• **What to produce**:
Across the data below, how many lines have the word "soggetti" in them? Respond with the number alone.

• **Given data**:
--------------------------------
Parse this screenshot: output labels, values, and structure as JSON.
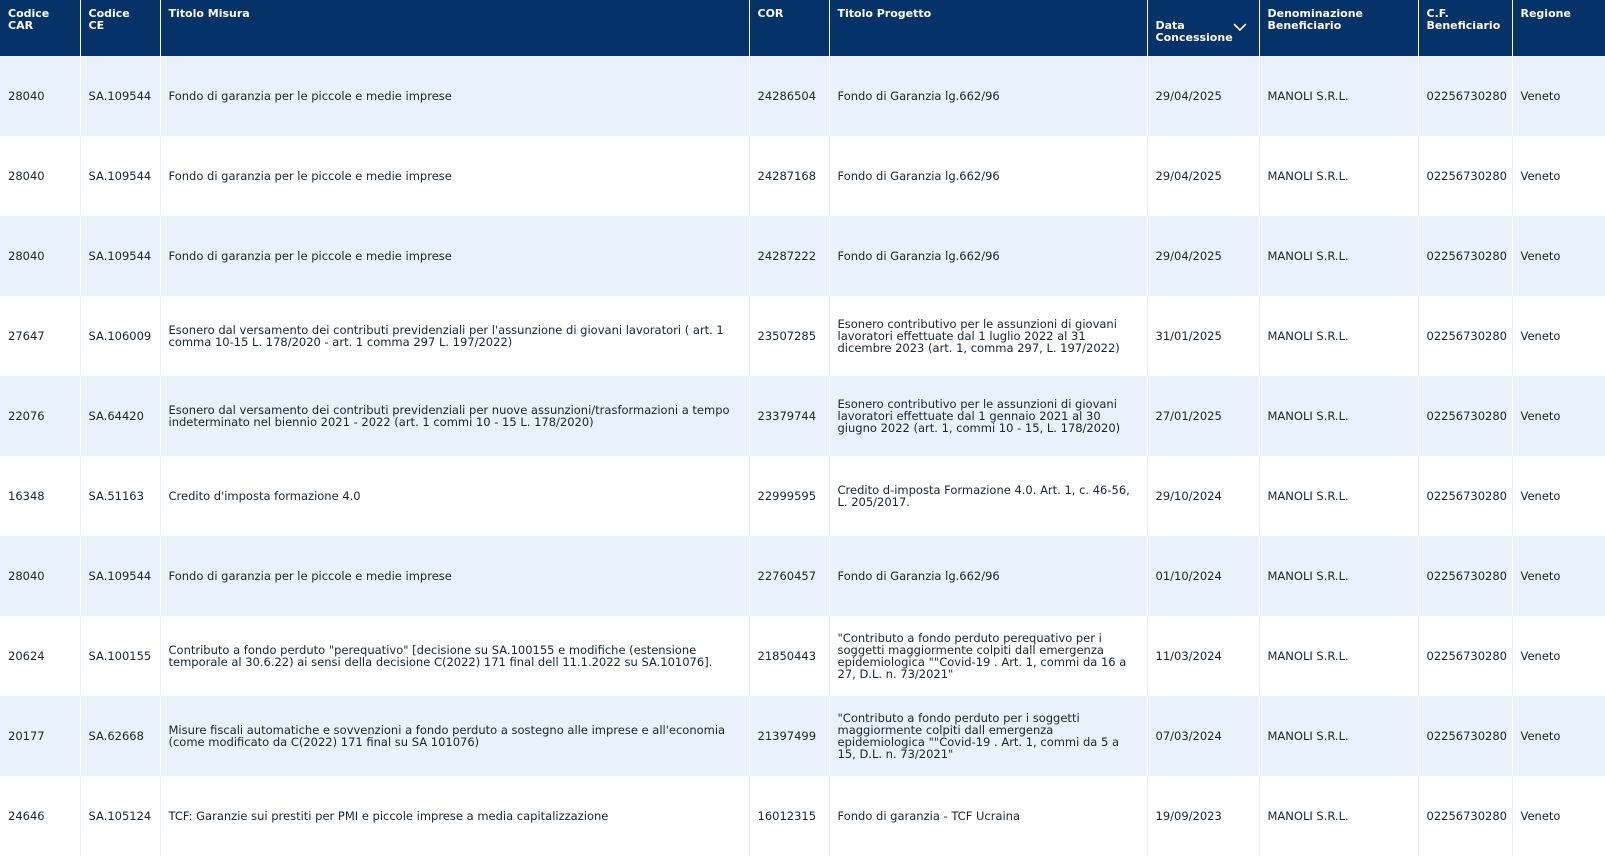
{
  "columns": [
    {
      "key": "car",
      "label": "Codice\nCAR"
    },
    {
      "key": "ce",
      "label": "Codice\nCE"
    },
    {
      "key": "misura",
      "label": "Titolo Misura"
    },
    {
      "key": "cor",
      "label": "COR"
    },
    {
      "key": "progetto",
      "label": "Titolo Progetto"
    },
    {
      "key": "data",
      "label": "Data\nConcessione"
    },
    {
      "key": "beneficiario",
      "label": "Denominazione\nBeneficiario"
    },
    {
      "key": "cf",
      "label": "C.F.\nBeneficiario"
    },
    {
      "key": "regione",
      "label": "Regione"
    }
  ],
  "sort": {
    "column": "data",
    "icon": "chevron-down-icon",
    "direction": "descending"
  },
  "rows": [
    {
      "car": "28040",
      "ce": "SA.109544",
      "misura": "Fondo di garanzia per le piccole e medie imprese",
      "cor": "24286504",
      "progetto": "Fondo di Garanzia lg.662/96",
      "data": "29/04/2025",
      "beneficiario": "MANOLI S.R.L.",
      "cf": "02256730280",
      "regione": "Veneto"
    },
    {
      "car": "28040",
      "ce": "SA.109544",
      "misura": "Fondo di garanzia per le piccole e medie imprese",
      "cor": "24287168",
      "progetto": "Fondo di Garanzia lg.662/96",
      "data": "29/04/2025",
      "beneficiario": "MANOLI S.R.L.",
      "cf": "02256730280",
      "regione": "Veneto"
    },
    {
      "car": "28040",
      "ce": "SA.109544",
      "misura": "Fondo di garanzia per le piccole e medie imprese",
      "cor": "24287222",
      "progetto": "Fondo di Garanzia lg.662/96",
      "data": "29/04/2025",
      "beneficiario": "MANOLI S.R.L.",
      "cf": "02256730280",
      "regione": "Veneto"
    },
    {
      "car": "27647",
      "ce": "SA.106009",
      "misura": "Esonero dal versamento dei contributi previdenziali per l'assunzione di giovani lavoratori ( art. 1 comma 10-15 L. 178/2020 - art. 1 comma 297 L. 197/2022)",
      "cor": "23507285",
      "progetto": "Esonero contributivo per le assunzioni di giovani lavoratori effettuate dal 1 luglio 2022 al 31 dicembre 2023 (art. 1, comma 297, L. 197/2022)",
      "data": "31/01/2025",
      "beneficiario": "MANOLI S.R.L.",
      "cf": "02256730280",
      "regione": "Veneto"
    },
    {
      "car": "22076",
      "ce": "SA.64420",
      "misura": "Esonero dal versamento dei contributi previdenziali per nuove assunzioni/trasformazioni a tempo indeterminato nel biennio 2021 - 2022 (art. 1 commi 10 - 15 L. 178/2020)",
      "cor": "23379744",
      "progetto": "Esonero contributivo per le assunzioni di giovani lavoratori effettuate dal 1 gennaio 2021 al 30 giugno 2022 (art. 1, commi 10 - 15, L. 178/2020)",
      "data": "27/01/2025",
      "beneficiario": "MANOLI S.R.L.",
      "cf": "02256730280",
      "regione": "Veneto"
    },
    {
      "car": "16348",
      "ce": "SA.51163",
      "misura": "Credito d'imposta formazione 4.0",
      "cor": "22999595",
      "progetto": "Credito d-imposta Formazione 4.0. Art. 1, c. 46-56, L. 205/2017.",
      "data": "29/10/2024",
      "beneficiario": "MANOLI S.R.L.",
      "cf": "02256730280",
      "regione": "Veneto"
    },
    {
      "car": "28040",
      "ce": "SA.109544",
      "misura": "Fondo di garanzia per le piccole e medie imprese",
      "cor": "22760457",
      "progetto": "Fondo di Garanzia lg.662/96",
      "data": "01/10/2024",
      "beneficiario": "MANOLI S.R.L.",
      "cf": "02256730280",
      "regione": "Veneto"
    },
    {
      "car": "20624",
      "ce": "SA.100155",
      "misura": "Contributo a fondo perduto \"perequativo\" [decisione su SA.100155 e modifiche (estensione temporale al 30.6.22) ai sensi della decisione C(2022) 171 final dell 11.1.2022 su SA.101076].",
      "cor": "21850443",
      "progetto": "\"Contributo a fondo perduto perequativo per i soggetti maggiormente colpiti dall emergenza epidemiologica \"\"Covid-19 . Art. 1, commi da 16 a 27, D.L. n. 73/2021\"",
      "data": "11/03/2024",
      "beneficiario": "MANOLI S.R.L.",
      "cf": "02256730280",
      "regione": "Veneto"
    },
    {
      "car": "20177",
      "ce": "SA.62668",
      "misura": "Misure fiscali automatiche e sovvenzioni a fondo perduto a sostegno alle imprese e all'economia (come modificato da C(2022) 171 final su SA 101076)",
      "cor": "21397499",
      "progetto": "\"Contributo a fondo perduto per i soggetti maggiormente colpiti dall emergenza epidemiologica \"\"Covid-19 . Art. 1, commi da 5 a 15, D.L. n. 73/2021\"",
      "data": "07/03/2024",
      "beneficiario": "MANOLI S.R.L.",
      "cf": "02256730280",
      "regione": "Veneto"
    },
    {
      "car": "24646",
      "ce": "SA.105124",
      "misura": "TCF: Garanzie sui prestiti per PMI e piccole imprese a media capitalizzazione",
      "cor": "16012315",
      "progetto": "Fondo di garanzia - TCF Ucraina",
      "data": "19/09/2023",
      "beneficiario": "MANOLI S.R.L.",
      "cf": "02256730280",
      "regione": "Veneto"
    }
  ],
  "colors": {
    "header_bg": "#06326a",
    "header_text": "#ffffff",
    "row_stripe": "#e8f1fc",
    "row_plain": "#ffffff"
  }
}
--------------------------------
• **Response box**:
2